Both Gossip and Slander prove that there is not a heart that longs for restoration
Sticks and stones may brake my bones but words untamed destroy me.
Transition with Proverbs 12:18
Life through the tongue
Speaking the truth in love
It doesn’t always feel good
It doesn’t always feel bad
This action proves that there is a longing for restoration
Speaking the truth in love leads to encouragement which leads to life
Love drives the tongue, which directs your life
If these eyes with which you chose to look down onto others so that you could gossip about them has begun to be turned inward so that you see the depravity of your own heart, then there is good news. Jesus came so that you can be set free from a past of gossip and walk in the newness of life embracing obedience to the call to build others up in speech, to be an agent of life and reconciliation, and no longer to do the bidding of the enemy.
This is a gospel issue, moral conformity isn't enough. That can only last so long, if you're serious about taming your tongue you must beg God for the power that is given through his Holy Spirit to transform our hearts anew.
The tongue has the power to give life to others, or bring death to others. Depending on what you choose to do with your tongue, your tongue will do to you. If you bring death, you will find death because you will eat of the fruit of your tongue.
So I need to look at the death and the life side of the power of the tongue
People do this all the time, they slander to bring people down so they can feel better about themselves. it is often the things that we idolize the most that we criticize so harshly in others.
The passage talks about the fact that the person loves their tongue either speaking life or death, this means that it is not just a matter of outward conformity, it is a matter of a change in the heart. So in order to make this message stick, it must be spoken to the heart. People know intellectually that they are not to speak gossip, but it is a matter of the affections that keep them from living the way that God has designed them to live.
Probably, then, it is not so much “control” that James intends to illustrate but “direction”: as the bit determines the direction of the horse, so the tongue can determine the destiny of the individual. Believers who exercise careful control of the tongue are able also to direct their whole life in its proper, divinely charted course: they are “perfect” (v. ). But when that tongue is not restrained, small though it is, the rest of the body is likely to be uncontrolled and undisciplined also.
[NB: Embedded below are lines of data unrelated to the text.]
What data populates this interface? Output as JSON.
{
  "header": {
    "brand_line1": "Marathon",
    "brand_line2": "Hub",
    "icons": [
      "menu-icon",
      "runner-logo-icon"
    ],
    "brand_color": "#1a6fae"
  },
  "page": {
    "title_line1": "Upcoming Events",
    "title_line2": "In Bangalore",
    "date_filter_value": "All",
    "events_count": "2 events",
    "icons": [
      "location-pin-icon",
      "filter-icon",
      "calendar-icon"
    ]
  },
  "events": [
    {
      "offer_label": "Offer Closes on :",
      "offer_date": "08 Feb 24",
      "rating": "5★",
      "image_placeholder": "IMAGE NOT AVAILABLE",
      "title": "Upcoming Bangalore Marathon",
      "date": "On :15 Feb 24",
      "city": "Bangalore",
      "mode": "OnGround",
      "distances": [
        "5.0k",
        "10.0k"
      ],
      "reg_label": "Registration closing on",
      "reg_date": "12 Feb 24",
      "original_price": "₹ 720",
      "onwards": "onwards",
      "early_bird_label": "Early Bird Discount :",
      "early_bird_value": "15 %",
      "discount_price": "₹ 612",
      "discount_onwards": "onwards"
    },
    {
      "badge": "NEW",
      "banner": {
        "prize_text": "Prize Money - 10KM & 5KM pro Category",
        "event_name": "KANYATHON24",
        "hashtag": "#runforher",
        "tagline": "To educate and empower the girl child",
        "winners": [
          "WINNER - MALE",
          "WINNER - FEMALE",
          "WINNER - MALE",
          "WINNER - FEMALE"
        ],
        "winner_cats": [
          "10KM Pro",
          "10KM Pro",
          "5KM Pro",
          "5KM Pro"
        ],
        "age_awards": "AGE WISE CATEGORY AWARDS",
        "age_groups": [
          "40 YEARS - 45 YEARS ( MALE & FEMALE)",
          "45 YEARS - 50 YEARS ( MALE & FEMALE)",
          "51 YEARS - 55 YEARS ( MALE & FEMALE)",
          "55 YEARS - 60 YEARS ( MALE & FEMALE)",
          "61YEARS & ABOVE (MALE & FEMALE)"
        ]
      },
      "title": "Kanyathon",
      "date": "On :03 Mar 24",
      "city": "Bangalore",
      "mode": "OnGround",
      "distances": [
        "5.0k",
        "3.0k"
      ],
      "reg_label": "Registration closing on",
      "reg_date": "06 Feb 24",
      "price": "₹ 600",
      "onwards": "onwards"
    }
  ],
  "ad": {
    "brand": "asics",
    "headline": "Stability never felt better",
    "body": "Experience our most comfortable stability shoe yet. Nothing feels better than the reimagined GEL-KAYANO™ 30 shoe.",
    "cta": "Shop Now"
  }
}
James’s second illustration makes exactly the same point as the first: very small things can direct very large things.
Douglas J. Moo, The Letter of James, The Pillar New Testament Commentary (Grand Rapids, MI; Leicester, England: Eerdmans; Apollos, 2000), 153.
James could choose no stronger contrast to illustrate the duality of the tongue than its use in “praising” God and “cursing” human beings.
Douglas J. Moo, The Letter of James, The Pillar New Testament Commentary (Grand Rapids, MI; Leicester, England: Eerdmans; Apollos, 2000), 163.
There will come a time when three words uttered with charity and meekness shall receive a far more blessed reward than three thousand volumes written with disdainful sharpness of wit.
For this reason God surrounded it with a double fortification; with the fence of the teeth and the barrier of the lips, that it may not rashly and without circumspection utter words which are not convenient. Well, dost thou say it will not endure this? Bridle it therefore within. Restrain it by means of the teeth, as though giving over its body to these executioners and making them bite it. For it is better that when it sins now it should be bitten by the teeth, than one day when it seeks a drop of water and is parched with heat, to be unable to obtain this consolation. In many other ways indeed it is wont to sin, by raillery and blasphemy, by uttering foul words, by slander, swearing, and perjury.
John Chrysostom, “Instructions to Catechumens,” in Saint Chrysostom: On the Priesthood, Ascetic Treatises, Select Homilies and Letters, Homilies on the Statues, ed. Philip Schaff, trans. W. R. W. Stephens and T. P. Brandram, vol. 9, A Select Library of the Nicene and Post-Nicene Fathers of the Christian Church, First Series (New York: Christian Literature Company, 1889), 163.
Shakespeare wrote in Othello, ‘He who steals my purses steals trash, but he that filches my good name … makes me poor indeed.’21
Jim Newheiser, Opening up Proverbs, Opening Up Commentary (Leominster: Day One Publications, 2008), 139.
How does this proverb relate to Jesus? He did come and say what he said so that we could have life and have it abundantly...
There is a legend of a king who asked his trusted servant to bring him the most valuable object in his kingdom. The servant returned carrying, on a silver platter, a human tongue. The king then asked his servant to bring him the most dangerous object in the realm. The servant returned again with a human tongue. By words people and kingdoms can be built up or torn down: ‘Death and life are in the power of the tongue’
Jim Newheiser, Opening up Proverbs, Opening Up Commentary (Leominster: Day One Publications, 2008), 136.